→ **What you should do**: How many lines in the records below contain the word "resources"? State only that number.

[Records excerpted from a collection]
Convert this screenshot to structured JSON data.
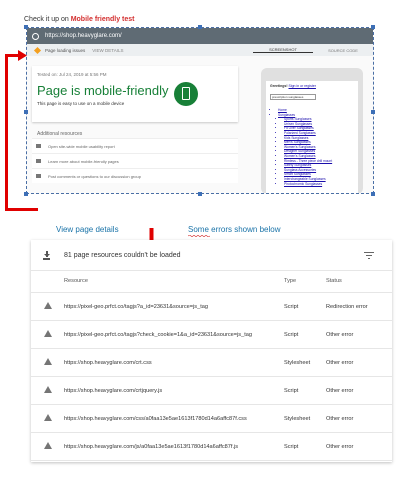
{
  "caption": {
    "prefix": "Check it up on ",
    "highlight": "Mobile friendly  test"
  },
  "screenshot": {
    "url": "https://shop.heavyglare.com/",
    "subbar_status": "Page loading issues",
    "subbar_link": "VIEW DETAILS",
    "tabs": [
      "SCREENSHOT",
      "SOURCE CODE"
    ],
    "tested_on": "Tested on: Jul 24, 2019 at 5:56 PM",
    "result_title": "Page is mobile-friendly",
    "result_sub": "This page is easy to use on a mobile device",
    "resources_title": "Additional resources",
    "resources": [
      "Open site-wide mobile usability report",
      "Learn more about mobile-friendly pages",
      "Post comments or questions to our discussion group"
    ],
    "phone": {
      "greeting": "Greetings!",
      "greeting_links": "Sign in or register",
      "search_placeholder": "prescription sunglasses",
      "links": [
        "Home",
        "Sunglasses",
        "Sports Sunglasses",
        "Unisex Sunglasses",
        "Fit Over Sunglasses",
        "Polarized Sunglasses",
        "Kids Sunglasses",
        "Men's Sunglasses",
        "Women's Sunglasses",
        "Designer Sunglasses",
        "Women's Sunglasses",
        "Rimless - Three piece drill mount",
        "Safety Sunglasses",
        "Sunglass Accessories",
        "Smart Sunglasses",
        "Interchangeable Sunglasses",
        "Photochromic Sunglasses"
      ]
    }
  },
  "annotations": {
    "view_details": "View page details",
    "errors_below": "Some errors shown below"
  },
  "panel": {
    "header": "81 page resources couldn't be loaded",
    "columns": [
      "Resource",
      "Type",
      "Status"
    ],
    "rows": [
      {
        "url": "https://pixel-geo.prfct.co/tagjs?a_id=23631&source=js_tag",
        "type": "Script",
        "status": "Redirection error"
      },
      {
        "url": "https://pixel-geo.prfct.co/tagjs?check_cookie=1&a_id=23631&source=js_tag",
        "type": "Script",
        "status": "Other error"
      },
      {
        "url": "https://shop.heavyglare.com/crt.css",
        "type": "Stylesheet",
        "status": "Other error"
      },
      {
        "url": "https://shop.heavyglare.com/crtjquery.js",
        "type": "Script",
        "status": "Other error"
      },
      {
        "url": "https://shop.heavyglare.com/css/a0faa13e5ae1613f1780d14a6affc87f.css",
        "type": "Stylesheet",
        "status": "Other error"
      },
      {
        "url": "https://shop.heavyglare.com/js/a0faa13e5ae1613f1780d14a6affc87f.js",
        "type": "Script",
        "status": "Other error"
      }
    ]
  },
  "colors": {
    "success": "#188038",
    "accent_red": "#e00000",
    "link_blue": "#1a73a8"
  }
}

→ **Answer below**: 3